Data entries
Segment Open
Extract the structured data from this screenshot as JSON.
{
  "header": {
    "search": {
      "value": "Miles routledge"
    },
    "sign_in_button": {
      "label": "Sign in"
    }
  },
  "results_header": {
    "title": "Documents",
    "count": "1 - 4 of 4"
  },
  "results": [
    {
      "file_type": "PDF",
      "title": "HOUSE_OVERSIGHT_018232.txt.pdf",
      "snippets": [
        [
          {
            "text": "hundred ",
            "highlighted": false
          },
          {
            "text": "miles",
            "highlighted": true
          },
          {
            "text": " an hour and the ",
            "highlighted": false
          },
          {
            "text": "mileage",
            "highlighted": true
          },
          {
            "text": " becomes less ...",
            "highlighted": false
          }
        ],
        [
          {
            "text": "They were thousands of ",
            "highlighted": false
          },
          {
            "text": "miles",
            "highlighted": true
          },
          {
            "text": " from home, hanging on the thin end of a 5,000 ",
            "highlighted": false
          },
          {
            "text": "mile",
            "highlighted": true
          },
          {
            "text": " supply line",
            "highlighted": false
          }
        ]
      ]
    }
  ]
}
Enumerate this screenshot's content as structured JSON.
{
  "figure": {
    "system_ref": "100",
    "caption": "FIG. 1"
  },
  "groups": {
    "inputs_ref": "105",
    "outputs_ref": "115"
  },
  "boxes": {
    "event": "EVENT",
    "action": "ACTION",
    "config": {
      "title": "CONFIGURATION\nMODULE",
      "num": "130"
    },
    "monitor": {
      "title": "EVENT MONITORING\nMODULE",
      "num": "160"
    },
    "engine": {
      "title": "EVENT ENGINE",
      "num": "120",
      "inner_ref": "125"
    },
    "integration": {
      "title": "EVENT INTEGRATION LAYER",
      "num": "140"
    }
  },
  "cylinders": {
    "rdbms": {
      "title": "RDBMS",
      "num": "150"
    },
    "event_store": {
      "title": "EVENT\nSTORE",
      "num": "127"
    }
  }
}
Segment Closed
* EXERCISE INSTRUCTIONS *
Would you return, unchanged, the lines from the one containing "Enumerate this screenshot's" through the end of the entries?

* EXERCISE RESULT *
Enumerate this screenshot's content as structured JSON.
{
  "figure": {
    "system_ref": "100",
    "caption": "FIG. 1"
  },
  "groups": {
    "inputs_ref": "105",
    "outputs_ref": "115"
  },
  "boxes": {
    "event": "EVENT",
    "action": "ACTION",
    "config": {
      "title": "CONFIGURATION\nMODULE",
      "num": "130"
    },
    "monitor": {
      "title": "EVENT MONITORING\nMODULE",
      "num": "160"
    },
    "engine": {
      "title": "EVENT ENGINE",
      "num": "120",
      "inner_ref": "125"
    },
    "integration": {
      "title": "EVENT INTEGRATION LAYER",
      "num": "140"
    }
  },
  "cylinders": {
    "rdbms": {
      "title": "RDBMS",
      "num": "150"
    },
    "event_store": {
      "title": "EVENT\nSTORE",
      "num": "127"
    }
  }
}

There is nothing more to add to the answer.